Years ago when I lived in Paris, I remember seeing an ad campaign for local produce. The campaign ran every summer, with billboards on street corners and posters on subway walls. “Eat it now or wait another year!” the slogan urged, with fanciful drawings of mouth-watering fruit.
Not wanting to wait until next year, I found an orchard near my parents’ house and rounded up the family — grandparents, 3 kiddos and all — to go picking early Sunday morning. We fought the heat and humidity on what was billed as the hottest day of the year and picked 4 pecks of peaches and 2 pecks of apples.
At home, I promptly took them out of the bags and laid them on the counter, removing ones that had bruised in transit (they’d go bad faster and cause others near them to spoil). Then we dug in, eating peaches with cereal, peaches with yogurt and granola, and peaches as snacks. I’ve also made peach pie and a peach upside-down cake (recipes to come later), with peach cobbler and peach-blueberry pie planned for the next two nights. Even so, we were hardly making a dent. My dad was sure they’d stay there until they went bad–after all, there were so many. But this afternoon, in about an hour, I added eight bags of peaches to the freezer. Peaches are my mom’s favorite fruit, so when she wants peach pie or cobbler this winter, she’ll be able to grab a bag of local peaches and enjoy a taste of summer.

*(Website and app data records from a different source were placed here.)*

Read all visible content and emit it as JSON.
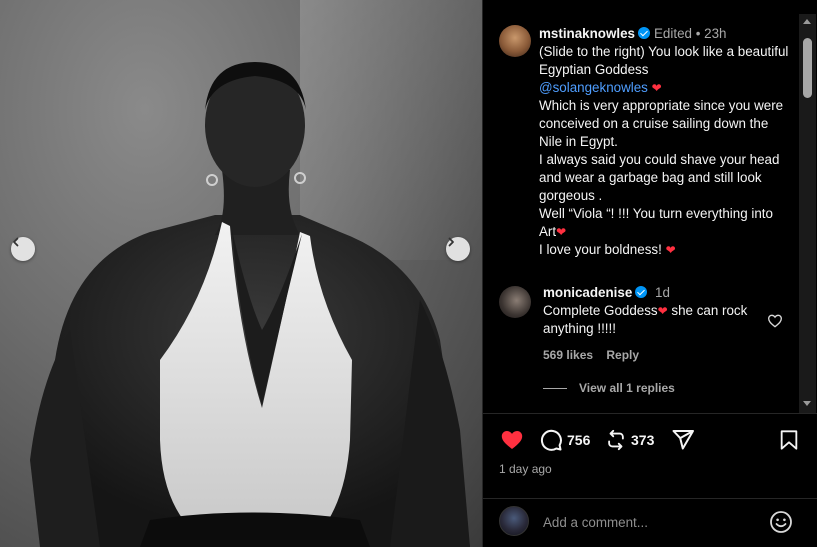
{
  "post": {
    "nav_prev_icon": "chevron-left-icon",
    "nav_next_icon": "chevron-right-icon"
  },
  "caption": {
    "username": "mstinaknowles",
    "edited": "Edited",
    "separator": "•",
    "time": "23h",
    "line1": "(Slide to the right)  You look like a beautiful Egyptian Goddess",
    "mention": "@solangeknowles",
    "line2": "Which is very appropriate since you were conceived on a cruise sailing down the Nile in Egypt.",
    "line3": "I always said you could shave your head and wear a garbage bag and still look gorgeous .",
    "line4": "Well “Viola “! !!! You turn everything into Art",
    "line5": "I love your boldness!"
  },
  "reply": {
    "username": "monicadenise",
    "time": "1d",
    "text_before": "Complete Goddess",
    "text_after": " she can rock anything !!!!!",
    "likes": "569 likes",
    "reply_label": "Reply",
    "view_replies": "View all 1 replies"
  },
  "actions": {
    "likes_count": "756",
    "reposts_count": "373",
    "time_ago": "1 day ago"
  },
  "composer": {
    "placeholder": "Add a comment..."
  },
  "colors": {
    "like_red": "#ff3040",
    "verified_blue": "#0095f6",
    "mention_blue": "#4f9eff"
  }
}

For an illustrated version of these instructions, click on Freezing Peaches 101, or just read below.
How to Freeze Peaches
Wash peaches, scoring the bottom of each peach (not the stem end) with an X. Then slip them into boiling water for 10-20 seconds. When you can see the skin starting to flap, put them in an ice bath and add the next batch to the pot. Take eight to ten peaches at a time — enough for a pie or cobbler — and slip the skins off, slice them, and add a squirt of lemon juice. Scoop them into a Ziploc bag, squeeze out the air, drop the bag into a second Ziploc, and scribble the date. Last step: put them in the freezer and wait for winter.
Caption: Rob Stribling of Stribling Orchard in Markham, Virginia. Mr. Stribling’s family has been growing fruit on this land since 1819.